Former President Barack Obama’s ex-campaign manager received a $90,000 fine on Thursday for illegally lobbying Chicago Mayor Rahm Emanuel on behalf of Uber.
The Chicago Board of Ethics found David Plouffe guilty of not following ethics rules when he did not register as a lobbyist after he contacted Emanuel.
Plouffe was engaged by Uber — the up-and-coming alternative to traditional taxi service — because the company wanted to the city to amend existing bylaws that made it difficult for the company to pick up fares at Chicago airports.
The board also went after Uber with a $2,000 fine for hiring Plouffe — because he broke the ethics rules.
Uber has admitted its error and has agreed to pay the fine.
The Chicago Tribune reports that the matter came to light after Emanuel released hundreds of his personal emails connected to public business because of a two open record lawsuits. The suits accused Emanuel of breaking the state open record law.
Plouffe sent the following message to Emanuel on Nov. 20, 2015:
“Assume both of us thought the airport issue was settled and we would never have to discuss again, but unfortunately two significant new hurdles were introduced,” wrote Plouffe, who was then a senior executive at Uber. “Coming to you because of their severity that would prevent us from operating. We were all set to announce Monday we were beginning pickups.”
Plouffe was hired because of Uber’s concerns over pick-up fees and its desire to get airport regulations changed that insisted Uber cars had to display a company placard when picking up customers. The lobbying effort was initiated at a time when cities across North America were grappling with Uber’s business status and regulations affecting it.
Though both Plouffe and Uber fought for a reduced fine of $1,000, the board did not concur; it ruled that only a stiffer penalty would discourage unregistered lobbying.
According to regulations, Plouffe had five business days to register as a lobbyist after he met with Emanuel. He did not register until April 13, 2016, months later.
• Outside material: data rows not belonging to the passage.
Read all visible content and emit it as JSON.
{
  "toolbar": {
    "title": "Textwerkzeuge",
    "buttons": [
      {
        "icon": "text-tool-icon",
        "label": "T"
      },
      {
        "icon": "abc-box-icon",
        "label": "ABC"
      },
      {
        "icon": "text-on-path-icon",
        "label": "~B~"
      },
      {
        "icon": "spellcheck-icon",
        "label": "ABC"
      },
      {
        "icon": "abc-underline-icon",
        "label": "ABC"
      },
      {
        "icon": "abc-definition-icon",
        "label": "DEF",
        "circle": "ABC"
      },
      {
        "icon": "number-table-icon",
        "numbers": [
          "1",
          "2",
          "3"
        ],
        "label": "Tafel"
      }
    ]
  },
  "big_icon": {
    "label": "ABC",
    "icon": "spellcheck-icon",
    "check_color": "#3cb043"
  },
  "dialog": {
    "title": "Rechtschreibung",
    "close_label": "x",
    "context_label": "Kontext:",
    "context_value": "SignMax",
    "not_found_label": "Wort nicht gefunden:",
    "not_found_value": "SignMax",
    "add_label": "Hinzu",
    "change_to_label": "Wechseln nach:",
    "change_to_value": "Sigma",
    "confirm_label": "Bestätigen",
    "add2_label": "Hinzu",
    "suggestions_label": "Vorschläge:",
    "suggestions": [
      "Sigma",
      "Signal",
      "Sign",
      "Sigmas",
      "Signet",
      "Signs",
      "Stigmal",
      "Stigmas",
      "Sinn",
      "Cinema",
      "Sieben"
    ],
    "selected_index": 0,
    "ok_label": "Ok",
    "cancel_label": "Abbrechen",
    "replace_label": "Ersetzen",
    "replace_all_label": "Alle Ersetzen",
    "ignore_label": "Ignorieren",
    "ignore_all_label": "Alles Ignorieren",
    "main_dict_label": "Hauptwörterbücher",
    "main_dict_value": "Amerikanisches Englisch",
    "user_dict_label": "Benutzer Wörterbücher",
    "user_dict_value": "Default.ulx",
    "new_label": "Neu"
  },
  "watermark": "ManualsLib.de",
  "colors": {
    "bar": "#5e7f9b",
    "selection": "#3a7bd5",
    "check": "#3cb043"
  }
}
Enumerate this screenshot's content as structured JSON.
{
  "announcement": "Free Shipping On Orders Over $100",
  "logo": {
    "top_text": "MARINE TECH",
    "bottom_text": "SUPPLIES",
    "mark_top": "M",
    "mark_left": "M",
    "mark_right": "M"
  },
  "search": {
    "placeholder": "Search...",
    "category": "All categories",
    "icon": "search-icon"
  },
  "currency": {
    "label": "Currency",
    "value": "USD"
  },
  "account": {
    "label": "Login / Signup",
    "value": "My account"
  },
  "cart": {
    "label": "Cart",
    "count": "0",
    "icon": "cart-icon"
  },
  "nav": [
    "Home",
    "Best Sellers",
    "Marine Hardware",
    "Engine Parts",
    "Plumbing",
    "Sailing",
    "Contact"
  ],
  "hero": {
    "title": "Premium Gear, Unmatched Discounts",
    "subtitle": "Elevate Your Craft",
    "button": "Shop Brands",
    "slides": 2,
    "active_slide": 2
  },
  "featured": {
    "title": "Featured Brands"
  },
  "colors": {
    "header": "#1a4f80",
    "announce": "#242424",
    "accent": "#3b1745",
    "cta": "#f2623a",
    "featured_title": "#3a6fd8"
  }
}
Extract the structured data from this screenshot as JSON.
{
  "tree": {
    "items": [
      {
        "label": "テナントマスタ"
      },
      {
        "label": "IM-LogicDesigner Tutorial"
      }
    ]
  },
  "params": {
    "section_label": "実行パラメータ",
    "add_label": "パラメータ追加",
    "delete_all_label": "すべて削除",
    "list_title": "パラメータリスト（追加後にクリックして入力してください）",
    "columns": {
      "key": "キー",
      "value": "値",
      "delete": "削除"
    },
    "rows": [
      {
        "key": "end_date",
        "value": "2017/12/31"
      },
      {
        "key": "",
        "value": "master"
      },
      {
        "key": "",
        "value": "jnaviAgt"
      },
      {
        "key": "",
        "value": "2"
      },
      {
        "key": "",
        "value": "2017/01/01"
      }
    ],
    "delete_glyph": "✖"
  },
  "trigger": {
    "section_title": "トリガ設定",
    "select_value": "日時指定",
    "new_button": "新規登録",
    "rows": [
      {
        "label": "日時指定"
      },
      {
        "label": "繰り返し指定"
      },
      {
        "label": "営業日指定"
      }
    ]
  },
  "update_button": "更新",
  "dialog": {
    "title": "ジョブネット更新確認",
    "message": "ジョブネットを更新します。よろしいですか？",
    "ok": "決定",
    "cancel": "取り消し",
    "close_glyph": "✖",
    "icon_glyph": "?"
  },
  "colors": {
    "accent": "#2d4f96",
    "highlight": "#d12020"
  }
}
“Mr. Plouffe and the company argue that this leads to an absurd result by having the board punish those, like him, to the same degree it would punish a person who actually had engaged in lobbying every day during this period,” the panel wrote in its decision. “The board rejects this argument.”